Compassion isn’t popular. Neither is helping out minorities. Really, I wish we would just do the right thing and then allow the public to smolder with some sort of entitlement that they know best.  Frankly, I’m scared of our system now that we’re cutting more and more funding from education. Of course, an uneducated public would just play further into the hands of the pollsters and parties who are so generous that they give us the impression of participation.

Spotlight: Casey Haynes

So it seems there’s been some hubbub around the world recently surrounding a sixteen year old Australian student who, in the face of bullying, stood up for himself and fought back.

Good for him. I know.

Up until the age of about sixteen I dealt with a slew of “bullying”. Mostly this came from a group of pretty hateful skinhead-types who were all planning on entering the military (this was before 9/11, even).  I spent the greater part of my freshman year of high school getting teased for my silly desire to dress “punk rock” and be far-left politically active. Of course, I went to a very good suburban high school which, like all schools, had a zero-tolerance policy concerning violence.

One day I couldn’t take it anymore. I was being followed by two of my tormentors in the hall, walking past other kids and even a few adults who seemed to want to just look right through the whole thing. This was after months and months of torment and bullying. I lost it. It wasn’t really a choice. I turned, quickly, caught one of the kids off guard and punched him in the face.

I was given an in-school suspension for a day.

That event was also the turning point toward what would eventually find me as one of the “alternate-but-popular” kids at school.

You see, I’ve run that event through my head so many times now that “bullying” is at the forefront of national discourse. I’m glad I did it, because after that I was afforded a sneering sort of half-respect from the kids who tormented me, and while I spent my suspension writing, reading Kant and doing token amounts of schoolwork, I also reflected upon my own self and self-presentation.

Casey Haynes got so fed up with being harassed that he bodyslammed his tormentor onto the concrete sidewalk. Way to go, Casey.

I’m sure some of you are looking at me with disgust, right now, but I think that should be evidence for the double-standard our culture provokes on issues such as this. You see, I’m not exactly a supporter of non-violence. I certainly believe that rational, face-to-face conversation and understanding are more effective and useful, but I also believe that you can’t simply ignore the fact that humans are animals of violence. Now, I want to be clear that when I use the term “violence” I’m not speaking strictly of physical violence, and that this is an immensely important distinction to make.

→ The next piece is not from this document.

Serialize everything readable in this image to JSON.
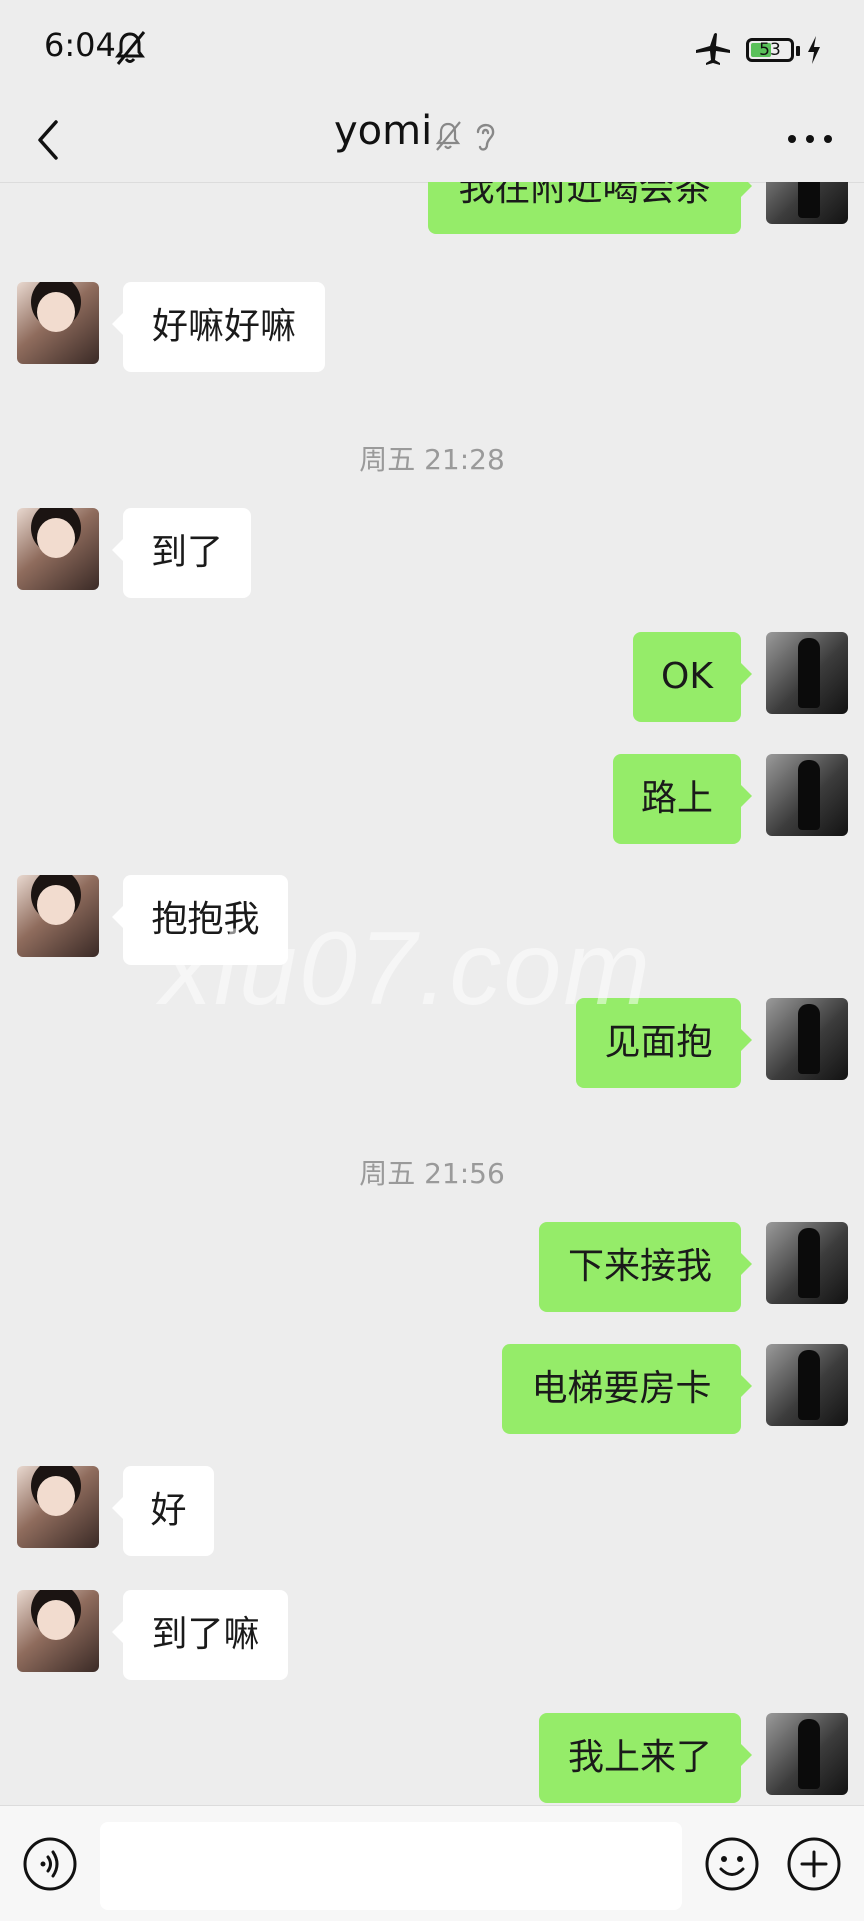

We are violent in that we employ force to coerce, shame, hurt or otherwise reinforce our position in a polemic. Every time you raise your voice, you’re employing violence via attempting to overwhelm and scare. Every time you steal your co-worker’s pen, your acting in violence to deprive them of resources. When our government cuts assistance to the poor, it’s an act of violence.

Physical violence is the tip of the iceberg, so we concern ourselves with it. When you chop off that tip the rest of the ice still sinks the Titanic, and this time it’s even harder to see coming.

In any case, this post has been sitting in my draft folder for too many days, now. Time to publish.

Instruction - Penny Arcade